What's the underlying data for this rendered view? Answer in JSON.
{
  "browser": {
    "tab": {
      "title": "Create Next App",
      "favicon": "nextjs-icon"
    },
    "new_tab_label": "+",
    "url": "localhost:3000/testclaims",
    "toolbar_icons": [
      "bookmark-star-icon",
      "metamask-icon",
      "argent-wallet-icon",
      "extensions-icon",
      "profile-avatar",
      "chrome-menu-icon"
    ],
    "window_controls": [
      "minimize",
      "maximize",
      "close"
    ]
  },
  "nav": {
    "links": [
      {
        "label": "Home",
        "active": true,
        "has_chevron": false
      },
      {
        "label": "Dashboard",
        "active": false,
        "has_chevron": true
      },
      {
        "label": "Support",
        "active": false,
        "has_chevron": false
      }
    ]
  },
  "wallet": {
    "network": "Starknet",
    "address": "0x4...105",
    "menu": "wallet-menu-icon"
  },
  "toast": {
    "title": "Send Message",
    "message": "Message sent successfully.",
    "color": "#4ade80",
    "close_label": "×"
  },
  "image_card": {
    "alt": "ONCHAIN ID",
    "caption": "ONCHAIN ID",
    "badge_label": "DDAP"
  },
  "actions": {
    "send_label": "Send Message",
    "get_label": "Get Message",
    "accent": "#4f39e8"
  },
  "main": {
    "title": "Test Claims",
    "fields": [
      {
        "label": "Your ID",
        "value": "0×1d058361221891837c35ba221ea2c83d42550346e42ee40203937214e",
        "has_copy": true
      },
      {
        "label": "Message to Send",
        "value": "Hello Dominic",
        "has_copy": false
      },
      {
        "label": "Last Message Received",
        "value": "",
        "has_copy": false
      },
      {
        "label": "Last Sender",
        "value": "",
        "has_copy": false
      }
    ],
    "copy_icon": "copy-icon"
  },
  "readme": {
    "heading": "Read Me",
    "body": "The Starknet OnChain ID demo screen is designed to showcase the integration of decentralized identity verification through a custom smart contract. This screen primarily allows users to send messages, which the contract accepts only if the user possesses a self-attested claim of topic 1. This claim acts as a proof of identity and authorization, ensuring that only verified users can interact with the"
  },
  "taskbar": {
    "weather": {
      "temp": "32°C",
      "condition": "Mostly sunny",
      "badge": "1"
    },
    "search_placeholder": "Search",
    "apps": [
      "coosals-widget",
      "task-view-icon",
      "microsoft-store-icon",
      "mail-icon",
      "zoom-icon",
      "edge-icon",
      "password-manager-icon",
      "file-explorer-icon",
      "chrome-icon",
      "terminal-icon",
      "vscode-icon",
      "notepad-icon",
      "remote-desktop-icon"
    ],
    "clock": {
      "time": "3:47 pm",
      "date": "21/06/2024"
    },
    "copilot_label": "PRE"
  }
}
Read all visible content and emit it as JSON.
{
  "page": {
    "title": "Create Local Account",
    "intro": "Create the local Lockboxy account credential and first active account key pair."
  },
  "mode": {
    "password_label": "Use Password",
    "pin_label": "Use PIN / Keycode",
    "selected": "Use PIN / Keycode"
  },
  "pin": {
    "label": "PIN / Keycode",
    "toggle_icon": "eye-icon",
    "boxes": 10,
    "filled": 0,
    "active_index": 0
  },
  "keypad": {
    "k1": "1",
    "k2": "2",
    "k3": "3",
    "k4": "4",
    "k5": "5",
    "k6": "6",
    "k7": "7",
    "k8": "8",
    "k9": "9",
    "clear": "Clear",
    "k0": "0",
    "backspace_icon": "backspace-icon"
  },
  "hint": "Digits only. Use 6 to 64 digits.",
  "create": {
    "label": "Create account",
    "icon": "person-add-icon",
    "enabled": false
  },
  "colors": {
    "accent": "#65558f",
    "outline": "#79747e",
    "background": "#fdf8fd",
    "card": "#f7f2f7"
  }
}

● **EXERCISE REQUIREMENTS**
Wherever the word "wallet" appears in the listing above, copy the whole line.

● **EXERCISE SOLUTION**
      "argent-wallet-icon",
  "wallet": {
    "menu": "wallet-menu-icon"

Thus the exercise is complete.